 A special meeting of the Board of Trustees of the Queen’s Hospital was held this morning in the Chamber of Commerce room. The object of the meeting was to consider the advisableness and feasibility of transferring the antiquities and curios left to the Hospital by the will of the late Queen Emma to the Hon. Chas. R. Bishop, who is about to open a national museum. Mr. Kunuiakea, one of the heirs of the Queen Emma estate and part claimant of the curios, consents to give his interest in them to Mr. Bishop for the purpose mentioned, on the condition that the Queen’s Hospital also give their interest. It having been the wish of the late Queen Emma to have a national museum in Honolulu, and such wish having been specified in her will (signed but not witnessed), the Trustees of the Queen’s Hospital have decided to deed to Mr. C. R. Bishop all the curios and antiquities left them by the will of the deceased queen, on the condition that all the ancient relics left by the late High Chiefess Pauahi Bishop, be also given to the museum.
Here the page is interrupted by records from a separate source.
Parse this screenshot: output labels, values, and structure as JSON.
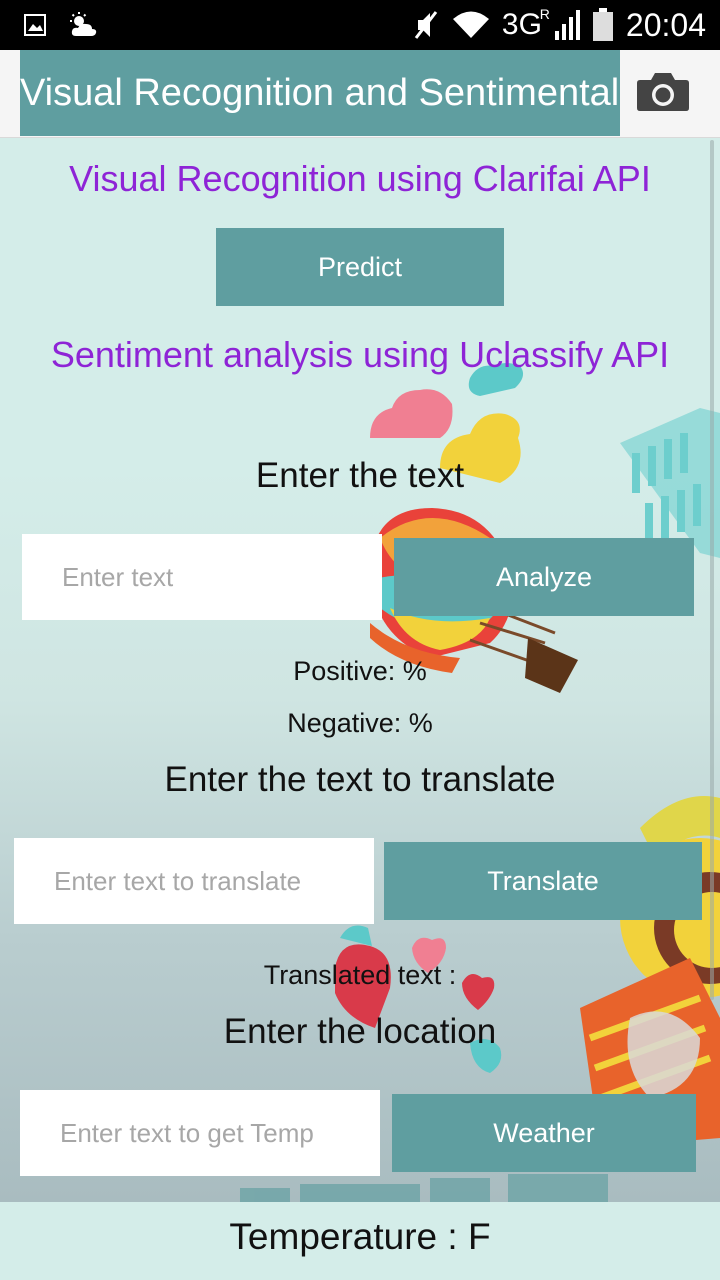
{
  "status_bar": {
    "network": "3G",
    "roaming": "R",
    "time": "20:04",
    "icons": [
      "image-icon",
      "weather-icon",
      "mute-icon",
      "wifi-icon",
      "signal-icon",
      "battery-icon"
    ]
  },
  "action_bar": {
    "title": "Visual Recognition and Sentimental Analysis",
    "camera_icon": "camera-icon"
  },
  "vision": {
    "heading": "Visual Recognition using Clarifai API",
    "predict_label": "Predict"
  },
  "sentiment": {
    "heading": "Sentiment analysis using Uclassify API",
    "prompt": "Enter the text",
    "input_placeholder": "Enter text",
    "analyze_label": "Analyze",
    "positive": "Positive: %",
    "negative": "Negative: %"
  },
  "translate": {
    "prompt": "Enter the text to translate",
    "input_placeholder": "Enter text to translate",
    "button_label": "Translate",
    "result": "Translated text :"
  },
  "weather": {
    "prompt": "Enter the location",
    "input_placeholder": "Enter text to get Temp",
    "button_label": "Weather"
  },
  "temperature": "Temperature : F",
  "colors": {
    "accent": "#5f9ea0",
    "heading_purple": "#8e24d6",
    "background": "#d4ede9"
  }
}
(Daily Herald, 9/16/1886, p. 3)

DECISION OF QUEEN'S HOSPITAL TRUSTEES.

The Daily Bulletin, Volume IX, Number 1432, Page 3. September 15, 1886.

Beginnings of the Bernice Pauahi Bishop Museum, 1886.

Museum of Antiquities.

A special meeting of the Board of Trustees of the Queen’s Hospital was held yesterday. It was called to consider the question of conveying the Hawaiian antiquities and curios, devised to the Trustees by the will of the late Queen Emma, to the Hon. C. R. Bishop for a projected public museum. Mr. Bishop had sometime ago formed the purpose of founding a museum of Hawaiian antiquities, with the collection of his late consort, Princess Bernice Pauahi Bishop, as the nucleus. Continue reading

Mrs. Kiliwehi Hoapili Kaauwai passes on. 1873.

Mrs. Kiliwehi Kaauwai Dies.

On Wednesday, the 5th of November, the breath of this descendant of chiefs left her, after being sick for a long while. Perhaps some four months ago, she travelled to East Maui, and a short while after she reached there, it was heard that she was ill, and she remained in this state until returning to Honolulu, and at the request of her friends, she was taken to the Queen’s Hospital. There, Dr. McKibbin [Kauka Makibine], said that she had sickness that was curable if she followed closely the Doctor’s advice. She remained at the Hospital for a number of weeks, and when it was seen that she was becoming very weak, she was taken by her royal companion, Mrs. P. B. Bishop, to live with her these past days, and this was Kiliwehi’s last home where she dwelt until her death. This young chiefess is indeed one of the descendants of rulers, according to what we hear, of Kamehameha of Maui, who was called Kamehameha Ailuau; and not as was mistakenly heard, that she was a direct descendant of Kamehameha I. She died at the age of 33. At her funeral, she was escorted by her friends and her husband [Hoapili Kaauwai], and at the edge of her grave, her husband heart let out its regret with:

Adorned by a lei of pride
In friendless lands,
The link that has been severed,
From the companion—O Hoapili—e,
Much Aloha.

(Kuokoa, 11/8/1873, p. 2)

Make o Mrs. Kiliwehi Kaauwai.

Ka Nupepa Kuokoa, Buke XII, Helu 45, Aoao 2. Novemaba 8, 1873.

Kiliwehi Hoapili Kaauwai, 1873.

[Found under: “Local News.”]

Last Saturday, brought to Honolulu from Wailuku was one of the royal women who had gone on a tour of the world, that being Mrs. Kiliwehi Hoapili Kaauwai, with an ailing body, and here she is now at the Queen’s Hospital being treated. She had many a friend when she was in good health, but now, she perhaps is lacking in this medicine.

(Kuokoa, 10/18/1873, p. 2)

Ma ka Poaono aku nei i hala...

Ka Nupepa Kuokoa, Buke XII, Helu 42, Aoao 2. Okatoba 18, 1873.